Exactly two years ago today, the massacre at Sandy Hook Elementary School in Newtown, Conn., shocked the nation to its core. Twenty children and six adult staff members of the school lost their lives in the deadliest mass shooting at a grade or high school in U.S. history.
Recent statistics about shootings in schools are disturbing, too. In the past two years, American schools have been the scene of at least 95 shootings, ranging from fatal and nonfatal attacks to suicides and accidental incidents.
Fifty-two percent of those shootings occurred at elementary and high schools while the others took place at colleges and universities, a new report by the Everytown For Our Safety organization indicates. Nine of those were in Florida, second in the nation for these crimes.
While the Manatee County school board rushed into the hiring of private security guards for 31 grade schools this past summer, their concern is well placed -- as recent history well proves. But those guards had to be disarmed and then dismissed after several issues arose.
The question of the legality of firearms in schools carried by anyone other than law enforcement officers propelled the school district into uncharted territory.
The administration requested an interpretation of state law from Florida Attorney General Pam Bondi. She issued a legal opinion two weeks ago that cited the state's "home rule" privilege in allowing private security forces inside schools "in support of school-sanctioned activities."
Bondi's decision counters established practice but opens the door to school districts around the state to contract with private security guards, a cost-saving measure over paying certified law enforcement officers.
That was the roadblock in Manatee County as placing school resource officers -- sheriff's deputies and police -- in 31 elementary schools carried at estimated $3.4 million annual cost. The district's now discarded contract with Sarasota Security Patrol only cost $1 million for the first year.

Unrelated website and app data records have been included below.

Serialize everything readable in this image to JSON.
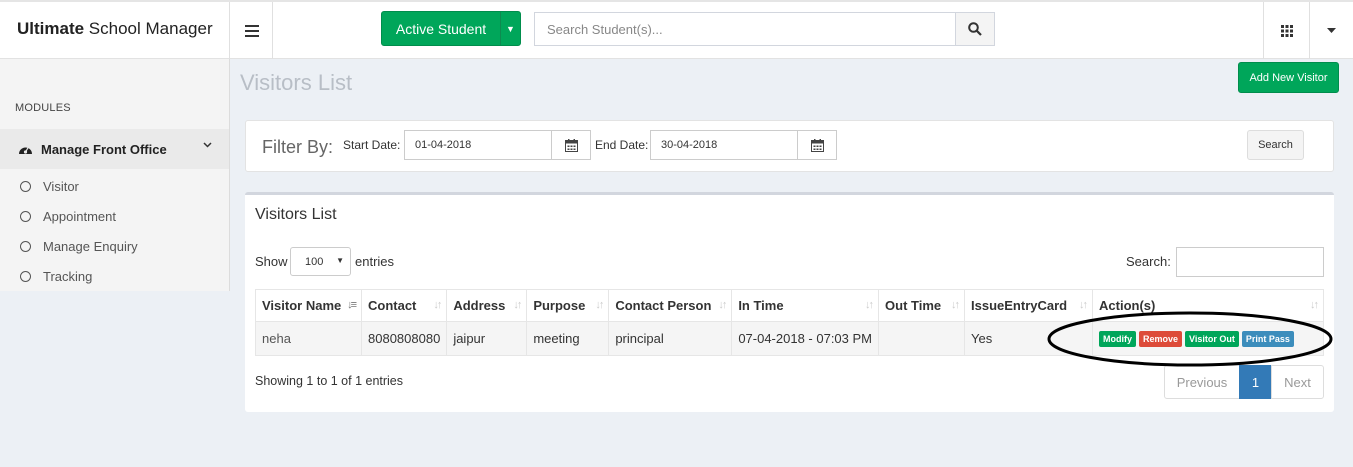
{
  "brand": {
    "bold": "Ultimate",
    "rest": " School Manager"
  },
  "header": {
    "active_label": "Active Student",
    "search_placeholder": "Search Student(s)..."
  },
  "sidebar": {
    "section": "MODULES",
    "menu": "Manage Front Office",
    "items": [
      "Visitor",
      "Appointment",
      "Manage Enquiry",
      "Tracking"
    ]
  },
  "page": {
    "title": "Visitors List",
    "add_button": "Add New Visitor"
  },
  "filter": {
    "label": "Filter By:",
    "start_label": "Start Date:",
    "start_value": "01-04-2018",
    "end_label": "End Date:",
    "end_value": "30-04-2018",
    "search_button": "Search"
  },
  "list": {
    "title": "Visitors List",
    "show_label": "Show",
    "entries_value": "100",
    "entries_label": "entries",
    "search_label": "Search:",
    "columns": [
      "Visitor Name",
      "Contact",
      "Address",
      "Purpose",
      "Contact Person",
      "In Time",
      "Out Time",
      "IssueEntryCard",
      "Action(s)"
    ],
    "rows": [
      {
        "name": "neha",
        "contact": "8080808080",
        "address": "jaipur",
        "purpose": "meeting",
        "person": "principal",
        "in_time": "07-04-2018 - 07:03 PM",
        "out_time": "",
        "card": "Yes"
      }
    ],
    "actions": [
      {
        "label": "Modify",
        "color": "#00a65a"
      },
      {
        "label": "Remove",
        "color": "#dd4b39"
      },
      {
        "label": "Visitor Out",
        "color": "#00a65a"
      },
      {
        "label": "Print Pass",
        "color": "#3c8dbc"
      }
    ],
    "summary": "Showing 1 to 1 of 1 entries",
    "pagination": {
      "prev": "Previous",
      "page": "1",
      "next": "Next"
    }
  },
  "colors": {
    "green": "#00a65a",
    "red": "#dd4b39",
    "blue": "#3c8dbc",
    "page_active": "#337ab7"
  }
}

The attorney general's advisory opinion -- which is not binding in a court of law, Bondi's office noted -- did vindicate Manatee County's position in the hiring of private guards. That might not be the final resolution, however, as the attorney general's opinions do not address legislative, executive or administrative policies.
Manatee County's middle and high schools are protected by law enforcement, school resource officers as they are known. During the recession, elementaries lost those officers due to budget cuts.
This year, grade school principals and parents embraced the security guards as a very welcome safeguard. These school deserve society's protection.
Sandy Hook reignited the issue of stricter gun control. But public attitudes have shifted dramatically. For the first time in two decades of surveys, a Pew Research Center poll conducted just days ago found a majority of Americans support the protection of gun ownership rights over limited access. One of the Pew researchers attributed that dramatic change to the Newtown murders.
One of Manatee County's lawmakers, state Rep. Greg Steube, once again filed a legislative bill that would grant a "school safety designee" to carry firearms on K-12 school property, with the permission by school boards and the authorization by school superintendents. That bill will come up for debate next year.
While Steube's measure is well intentioned and would benefit cash-strapped school districts most, we have long favored the employment of commissioned law enforcement officers in schools.
And we appreciate schools Superintendent Rick Mills current negotiations with the Manatee County Sheriff's Office and Bradenton Police Department to place officers in grade schools in the coming budget year. This is the best solution to school security. Highly trained professionals are best equipped to deal with active shooting situations.